    Vote -1 Vote +1

    • Al Swedgin says:

      Let me add: what the above means is that if the Fan’s of a team “added value” to players in the same way across the board, then it should have no effect on the rankings of the players. Of course, they probably did not add value in the same way for each player, and certainly some teams/players were affected to a greater degree by “their fans” than others. This could upset the rankings.

      Vote -1 Vote +1

  12. tangotiger says:

    I love Jared’s explanation!

    Makes good sense. Who takes the time to forecast players other than their own team? Maybe those who spend alot of time forecasting in general? Who only has time to only forecast players on their own team? Maybe those who are very biased?

    So, to respond to Jared, we need to break up the forecasts into three groups:
    1. Hometown fans who ALSO forecast players on other teams
    2. Hometown fans who DON’T forecast players on other teams
    3. Non-hometown fans

    I. LOVE. IT.

    Great job Jared, applying selection bias as you did. You guys are awesome.

    Vote -1 Vote +1

Leave a Reply

Your email address will not be published. Required fields are marked *
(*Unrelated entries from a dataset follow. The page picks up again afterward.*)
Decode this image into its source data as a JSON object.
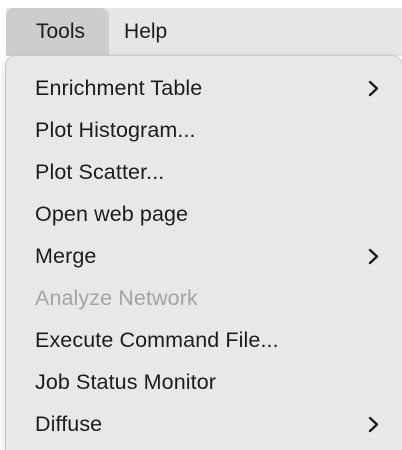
{
  "menubar": {
    "items": [
      {
        "label": "Tools",
        "active": true
      },
      {
        "label": "Help",
        "active": false
      }
    ]
  },
  "tools_menu": {
    "items": [
      {
        "label": "Enrichment Table",
        "submenu": true,
        "enabled": true
      },
      {
        "label": "Plot Histogram...",
        "submenu": false,
        "enabled": true
      },
      {
        "label": "Plot Scatter...",
        "submenu": false,
        "enabled": true
      },
      {
        "label": "Open web page",
        "submenu": false,
        "enabled": true
      },
      {
        "label": "Merge",
        "submenu": true,
        "enabled": true
      },
      {
        "label": "Analyze Network",
        "submenu": false,
        "enabled": false
      },
      {
        "label": "Execute Command File...",
        "submenu": false,
        "enabled": true
      },
      {
        "label": "Job Status Monitor",
        "submenu": false,
        "enabled": true
      },
      {
        "label": "Diffuse",
        "submenu": true,
        "enabled": true
      }
    ]
  },
  "icons": {
    "submenu_indicator": "chevron-right-icon"
  },
  "colors": {
    "menu_background": "#e8e8e8",
    "menubar_background": "#e6e6e6",
    "active_menubar_item": "#cdcdcd",
    "text": "#1c1c1c",
    "disabled_text": "#a3a3a3"
  }
}
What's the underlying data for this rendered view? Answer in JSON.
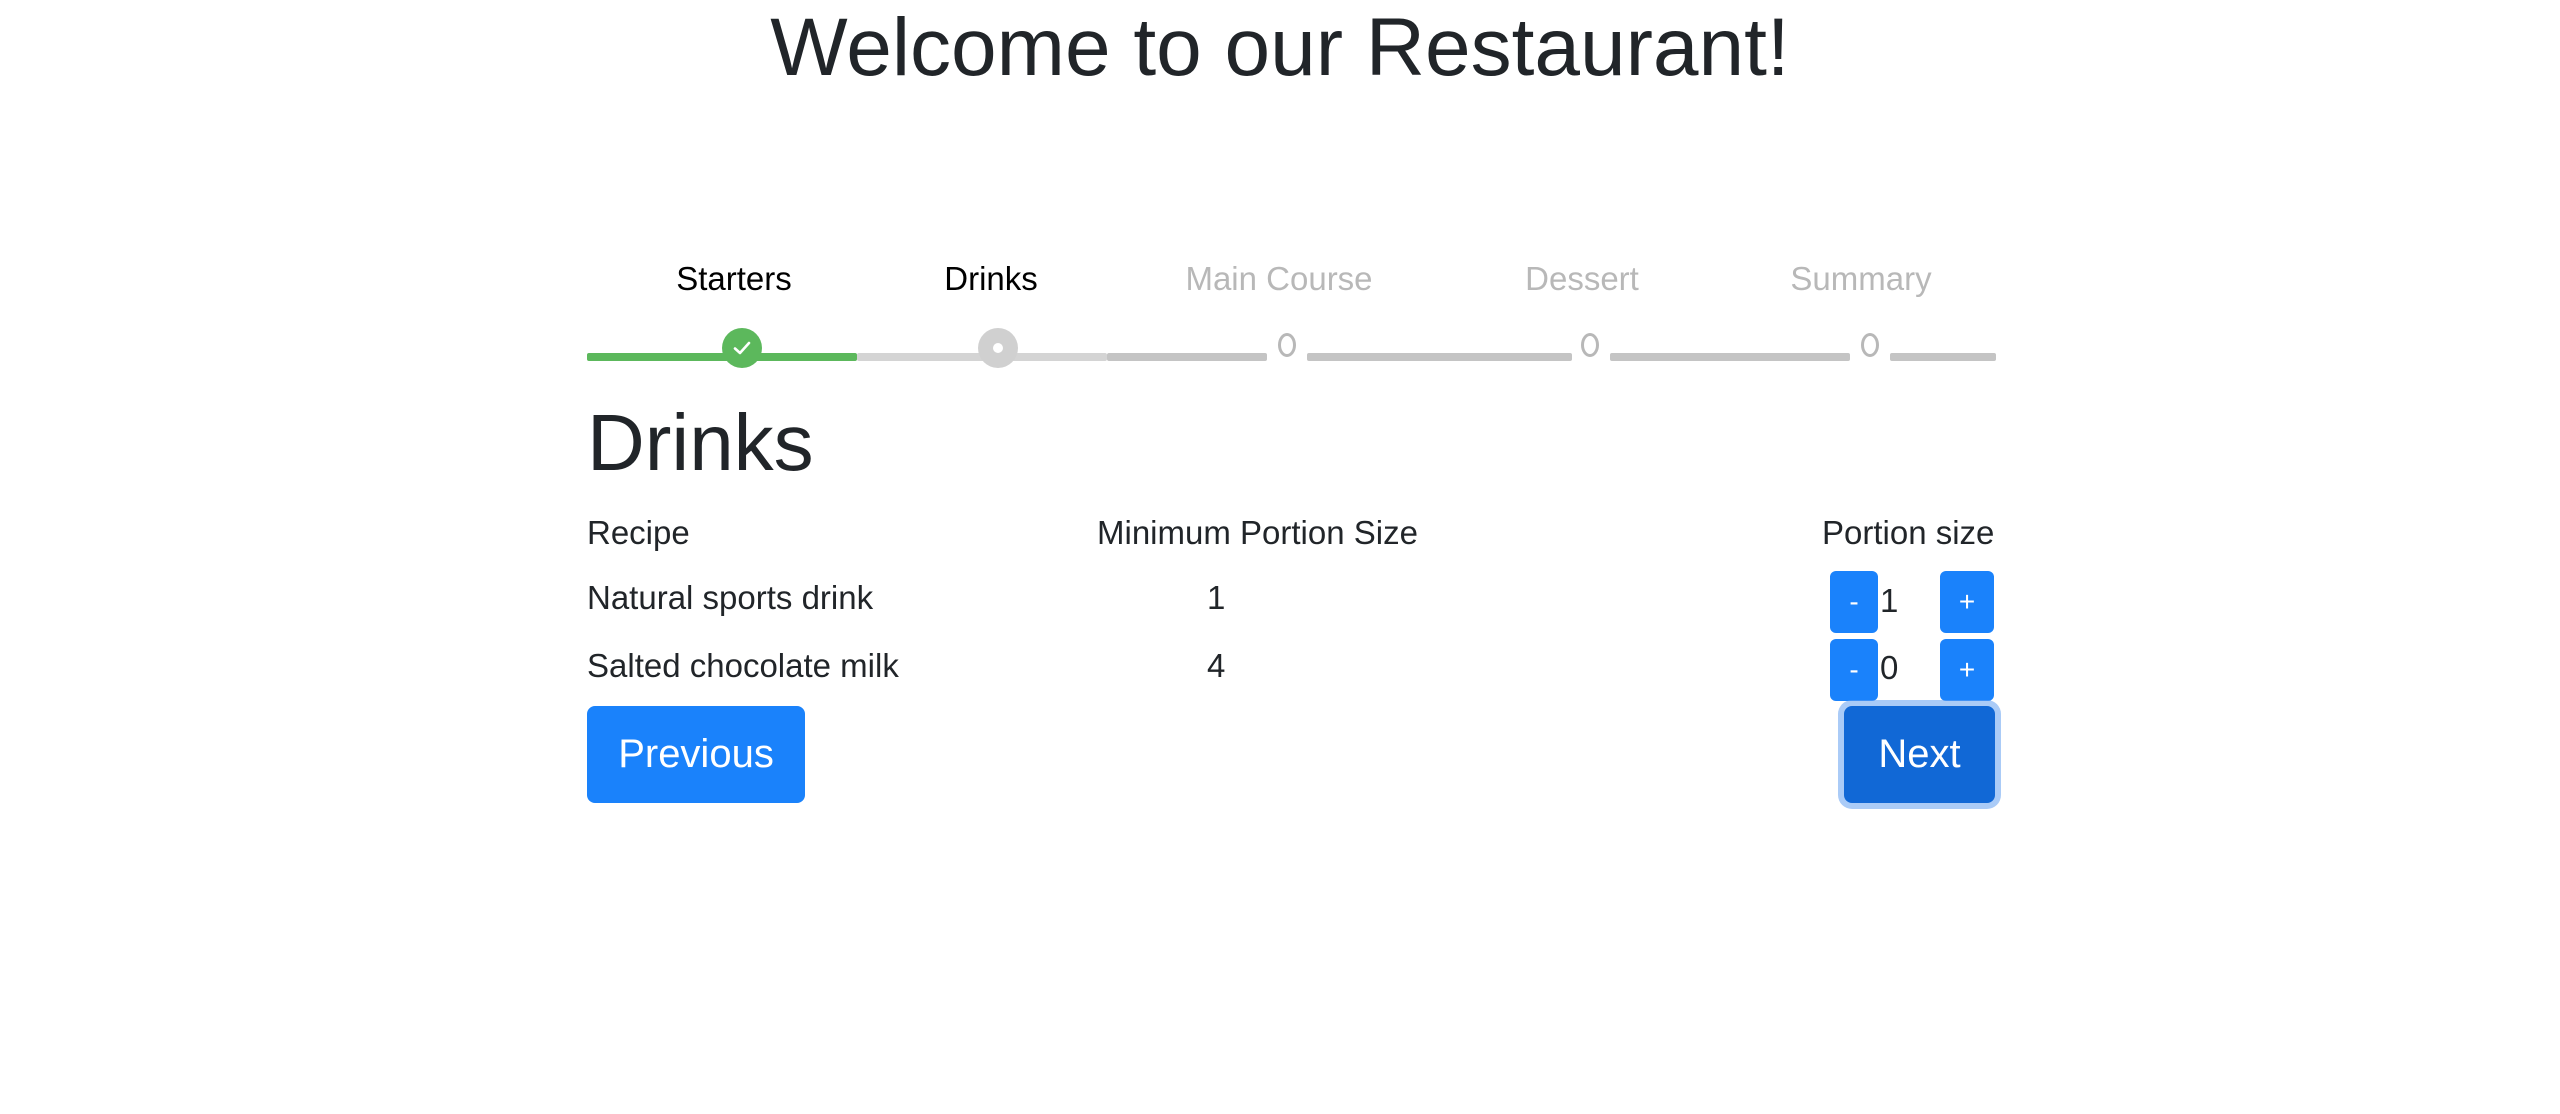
{
  "page": {
    "title": "Welcome to our Restaurant!"
  },
  "wizard": {
    "steps": [
      {
        "label": "Starters",
        "state": "completed"
      },
      {
        "label": "Drinks",
        "state": "current"
      },
      {
        "label": "Main Course",
        "state": "pending"
      },
      {
        "label": "Dessert",
        "state": "pending"
      },
      {
        "label": "Summary",
        "state": "pending"
      }
    ],
    "colors": {
      "completed": "#5cb85c",
      "current": "#d0d0d0",
      "pending": "#b8b8b8"
    }
  },
  "section": {
    "title": "Drinks",
    "columns": [
      "Recipe",
      "Minimum Portion Size",
      "Portion size"
    ],
    "rows": [
      {
        "recipe": "Natural sports drink",
        "min_portion": "1",
        "portion": "1"
      },
      {
        "recipe": "Salted chocolate milk",
        "min_portion": "4",
        "portion": "0"
      }
    ],
    "decrement_label": "-",
    "increment_label": "+"
  },
  "nav": {
    "previous_label": "Previous",
    "next_label": "Next"
  },
  "colors": {
    "primary": "#1a82fb",
    "primary_active": "#1168d6"
  }
}
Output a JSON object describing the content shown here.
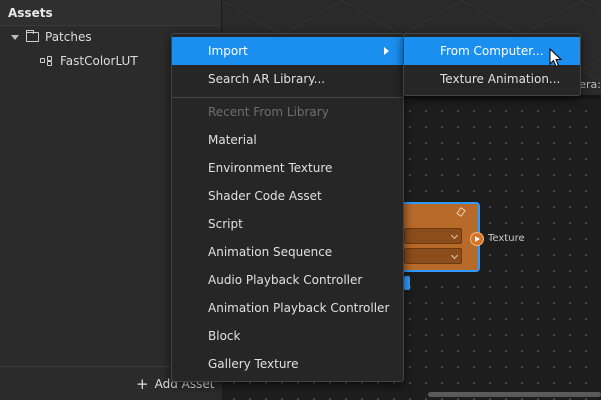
{
  "assets": {
    "title": "Assets",
    "tree": [
      {
        "label": "Patches",
        "icon": "folder-icon",
        "expanded": true
      },
      {
        "label": "FastColorLUT",
        "icon": "patch-icon"
      }
    ],
    "add_asset_label": "Add Asset"
  },
  "viewport": {
    "camera_label": "era:"
  },
  "patch_node": {
    "output_label": "Texture"
  },
  "context_menu": {
    "items": [
      {
        "label": "Import",
        "highlighted": true,
        "has_submenu": true
      },
      {
        "label": "Search AR Library...",
        "highlighted": false
      }
    ],
    "section_header": "Recent From Library",
    "recent_items": [
      "Material",
      "Environment Texture",
      "Shader Code Asset",
      "Script",
      "Animation Sequence",
      "Audio Playback Controller",
      "Animation Playback Controller",
      "Block",
      "Gallery Texture"
    ]
  },
  "import_submenu": {
    "items": [
      {
        "label": "From Computer...",
        "highlighted": true
      },
      {
        "label": "Texture Animation...",
        "highlighted": false
      }
    ]
  },
  "colors": {
    "highlight": "#1b8fef",
    "menu_bg": "#262626",
    "node_orange": "#b86a2b",
    "selection_blue": "#2f9bff"
  }
}
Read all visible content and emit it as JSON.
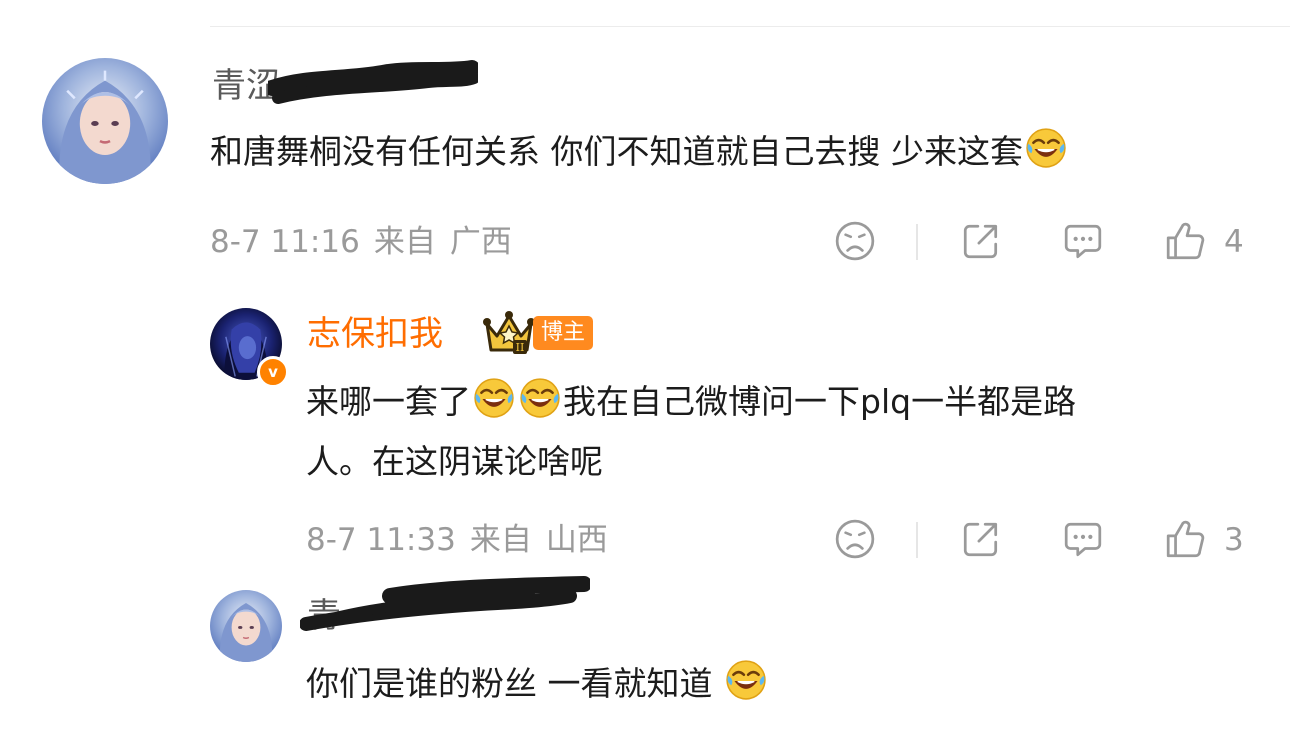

You may use these HTML tags and attributes: <a href="" title=""> <abbr title=""> <acronym title=""> <b> <blockquote cite=""> <cite> <code> <del datetime=""> <em> <i> <q cite=""> <strike> <strong>